In the Globe and Mail’s “Recent cheery numbers mask U.S. economic woes” Brian Milner quotes Rob Arnott who “points to the embattled housing market, worsening job outlook and deepening fiscal woes to back his contention that investors should be getting out their umbrellas to deal with what he calls the eventual “3D hurricane” of soaring debt and deficits and aging demographics…. He thought the ideal time to build that third pillar (of sound investing, the other two being stocks and bonds) would come more than two years ago, when he recommended that investors build a hedge against home-grown inflation and reduce risk by diversifying into other markets and assets, including commodities, high-yield corporate bonds and emerging market debt.” (He admits that he was early two years ago, but much less early today.)

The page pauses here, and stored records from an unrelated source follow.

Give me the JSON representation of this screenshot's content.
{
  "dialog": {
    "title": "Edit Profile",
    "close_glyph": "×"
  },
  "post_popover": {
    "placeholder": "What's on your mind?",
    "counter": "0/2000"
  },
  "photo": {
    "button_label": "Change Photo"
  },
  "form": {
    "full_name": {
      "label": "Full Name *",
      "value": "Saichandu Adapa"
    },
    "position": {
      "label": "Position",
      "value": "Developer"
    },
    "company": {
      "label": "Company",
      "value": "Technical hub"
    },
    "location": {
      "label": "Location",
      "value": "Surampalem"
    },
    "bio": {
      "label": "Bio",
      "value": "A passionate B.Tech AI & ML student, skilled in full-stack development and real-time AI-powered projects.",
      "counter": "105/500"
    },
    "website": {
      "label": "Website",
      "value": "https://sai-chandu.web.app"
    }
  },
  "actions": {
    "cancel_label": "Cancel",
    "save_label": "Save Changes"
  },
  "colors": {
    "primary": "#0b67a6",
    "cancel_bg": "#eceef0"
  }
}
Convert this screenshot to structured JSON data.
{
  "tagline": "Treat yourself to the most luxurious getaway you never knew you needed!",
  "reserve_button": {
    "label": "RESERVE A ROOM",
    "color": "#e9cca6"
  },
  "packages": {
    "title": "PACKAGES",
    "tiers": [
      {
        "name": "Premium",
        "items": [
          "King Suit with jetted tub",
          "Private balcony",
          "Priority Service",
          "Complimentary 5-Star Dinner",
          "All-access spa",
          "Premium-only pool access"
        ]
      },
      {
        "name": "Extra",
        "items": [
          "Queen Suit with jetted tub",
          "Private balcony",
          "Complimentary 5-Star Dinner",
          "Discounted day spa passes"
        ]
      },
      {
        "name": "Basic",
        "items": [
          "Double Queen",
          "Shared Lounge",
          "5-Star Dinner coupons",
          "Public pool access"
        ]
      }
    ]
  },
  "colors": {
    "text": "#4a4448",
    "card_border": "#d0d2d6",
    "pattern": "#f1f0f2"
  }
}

And finally for those of you interested to ponder “Capitalism in Crisis” the Financial Times has whole series of articles trying to answer questions such as: have we lost our way, where to now, what is capitalism, etc. Some of the articles I found of interest include: the editorial “Capitalism is dead; long live capitalism” (“At a time of ongoing financial shocks, this need for adaptation has not ended. On the contrary, it is as important as ever… the achievement of extraordinary wealth may not reflect exceptional merit. In societies that rely on consent, this is politically corrosive.”), John Plender’s “The code that forms a bar to harmony” (“The enrichment of bankers, corporate chiefs, flash traders and their cronies is testing tolerance of inequality”), Lawrence Summers’ “Current woes call for smart reinvention not destruction” (What we need is application of capitalist/market principles to health, education and social protection), “You may not want to…but it is time to hug a hedgie” (We need traders to provide liquidity. “…the market is distorted: much trading goes on inside too-big-to-fail behemoths that have an implicit government backstop. If you subsidize the risk in trading, naturally it will be copious and, worse, dangerous”. Hedge funds offer part of the answers.), Samuel Brittan’s “The market still has no rivals” (The market does not reward personal merit. “Redistribution is best carried out by a (preferably unified) tax and social security system“, the “central case for competitive capitalism is that it promotes personal and political freedom”.), and all the way to one by John Kay’s “Let’s talk about the market economy”(We don’t really have capitalism today. In Marx’s time it was about individuals with capital controlling the means of production, then we moved to a separation of ownership from control and now critical success factors are “its systems of organization, its reputation with suppliers and customers, its capacity for innovation”. Continuing to use the old term ‘capitalism’ “we are liable to misunderstand the sources of strength of the market economy and the role capital plays within it”.).